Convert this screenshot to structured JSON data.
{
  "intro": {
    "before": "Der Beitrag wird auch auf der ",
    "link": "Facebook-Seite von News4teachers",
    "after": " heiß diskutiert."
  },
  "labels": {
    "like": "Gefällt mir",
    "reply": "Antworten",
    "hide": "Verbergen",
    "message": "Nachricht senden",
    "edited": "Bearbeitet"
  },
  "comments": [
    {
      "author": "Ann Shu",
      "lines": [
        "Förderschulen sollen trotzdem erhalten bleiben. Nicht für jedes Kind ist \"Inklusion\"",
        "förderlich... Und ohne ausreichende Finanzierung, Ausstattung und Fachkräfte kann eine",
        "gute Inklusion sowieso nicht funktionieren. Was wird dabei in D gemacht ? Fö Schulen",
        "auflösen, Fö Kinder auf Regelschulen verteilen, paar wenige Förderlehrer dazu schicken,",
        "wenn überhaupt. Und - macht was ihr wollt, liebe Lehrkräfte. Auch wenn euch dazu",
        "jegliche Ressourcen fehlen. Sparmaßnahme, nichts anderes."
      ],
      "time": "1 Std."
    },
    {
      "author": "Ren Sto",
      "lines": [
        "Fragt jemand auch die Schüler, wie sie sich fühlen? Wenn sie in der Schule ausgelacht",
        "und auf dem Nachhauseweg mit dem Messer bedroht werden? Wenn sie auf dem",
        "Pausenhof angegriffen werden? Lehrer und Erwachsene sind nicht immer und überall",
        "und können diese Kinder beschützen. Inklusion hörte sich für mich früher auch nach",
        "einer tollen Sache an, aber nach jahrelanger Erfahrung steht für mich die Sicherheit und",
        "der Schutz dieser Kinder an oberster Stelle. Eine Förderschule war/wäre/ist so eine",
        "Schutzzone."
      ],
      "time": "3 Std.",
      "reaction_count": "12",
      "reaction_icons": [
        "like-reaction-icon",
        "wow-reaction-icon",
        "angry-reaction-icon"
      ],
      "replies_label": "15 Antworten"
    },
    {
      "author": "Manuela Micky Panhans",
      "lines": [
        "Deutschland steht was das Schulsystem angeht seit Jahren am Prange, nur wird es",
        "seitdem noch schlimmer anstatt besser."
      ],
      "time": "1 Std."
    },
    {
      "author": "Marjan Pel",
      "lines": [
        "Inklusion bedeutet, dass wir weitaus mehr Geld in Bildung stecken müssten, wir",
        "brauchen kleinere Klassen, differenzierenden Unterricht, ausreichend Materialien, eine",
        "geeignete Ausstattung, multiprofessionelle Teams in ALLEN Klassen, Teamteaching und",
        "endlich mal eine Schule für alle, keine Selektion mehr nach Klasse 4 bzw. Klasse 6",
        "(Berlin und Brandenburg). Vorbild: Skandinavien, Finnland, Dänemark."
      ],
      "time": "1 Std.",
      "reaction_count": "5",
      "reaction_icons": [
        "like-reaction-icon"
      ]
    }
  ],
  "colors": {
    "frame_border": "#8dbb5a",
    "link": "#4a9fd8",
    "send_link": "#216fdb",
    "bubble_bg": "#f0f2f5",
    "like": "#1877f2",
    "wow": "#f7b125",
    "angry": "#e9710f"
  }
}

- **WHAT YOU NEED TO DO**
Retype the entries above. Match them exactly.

- **SOLUTION TO THIS EXERCISE**
Convert this screenshot to structured JSON data.
{
  "intro": {
    "before": "Der Beitrag wird auch auf der ",
    "link": "Facebook-Seite von News4teachers",
    "after": " heiß diskutiert."
  },
  "labels": {
    "like": "Gefällt mir",
    "reply": "Antworten",
    "hide": "Verbergen",
    "message": "Nachricht senden",
    "edited": "Bearbeitet"
  },
  "comments": [
    {
      "author": "Ann Shu",
      "lines": [
        "Förderschulen sollen trotzdem erhalten bleiben. Nicht für jedes Kind ist \"Inklusion\"",
        "förderlich... Und ohne ausreichende Finanzierung, Ausstattung und Fachkräfte kann eine",
        "gute Inklusion sowieso nicht funktionieren. Was wird dabei in D gemacht ? Fö Schulen",
        "auflösen, Fö Kinder auf Regelschulen verteilen, paar wenige Förderlehrer dazu schicken,",
        "wenn überhaupt. Und - macht was ihr wollt, liebe Lehrkräfte. Auch wenn euch dazu",
        "jegliche Ressourcen fehlen. Sparmaßnahme, nichts anderes."
      ],
      "time": "1 Std."
    },
    {
      "author": "Ren Sto",
      "lines": [
        "Fragt jemand auch die Schüler, wie sie sich fühlen? Wenn sie in der Schule ausgelacht",
        "und auf dem Nachhauseweg mit dem Messer bedroht werden? Wenn sie auf dem",
        "Pausenhof angegriffen werden? Lehrer und Erwachsene sind nicht immer und überall",
        "und können diese Kinder beschützen. Inklusion hörte sich für mich früher auch nach",
        "einer tollen Sache an, aber nach jahrelanger Erfahrung steht für mich die Sicherheit und",
        "der Schutz dieser Kinder an oberster Stelle. Eine Förderschule war/wäre/ist so eine",
        "Schutzzone."
      ],
      "time": "3 Std.",
      "reaction_count": "12",
      "reaction_icons": [
        "like-reaction-icon",
        "wow-reaction-icon",
        "angry-reaction-icon"
      ],
      "replies_label": "15 Antworten"
    },
    {
      "author": "Manuela Micky Panhans",
      "lines": [
        "Deutschland steht was das Schulsystem angeht seit Jahren am Prange, nur wird es",
        "seitdem noch schlimmer anstatt besser."
      ],
      "time": "1 Std."
    },
    {
      "author": "Marjan Pel",
      "lines": [
        "Inklusion bedeutet, dass wir weitaus mehr Geld in Bildung stecken müssten, wir",
        "brauchen kleinere Klassen, differenzierenden Unterricht, ausreichend Materialien, eine",
        "geeignete Ausstattung, multiprofessionelle Teams in ALLEN Klassen, Teamteaching und",
        "endlich mal eine Schule für alle, keine Selektion mehr nach Klasse 4 bzw. Klasse 6",
        "(Berlin und Brandenburg). Vorbild: Skandinavien, Finnland, Dänemark."
      ],
      "time": "1 Std.",
      "reaction_count": "5",
      "reaction_icons": [
        "like-reaction-icon"
      ]
    }
  ],
  "colors": {
    "frame_border": "#8dbb5a",
    "link": "#4a9fd8",
    "send_link": "#216fdb",
    "bubble_bg": "#f0f2f5",
    "like": "#1877f2",
    "wow": "#f7b125",
    "angry": "#e9710f"
  }
}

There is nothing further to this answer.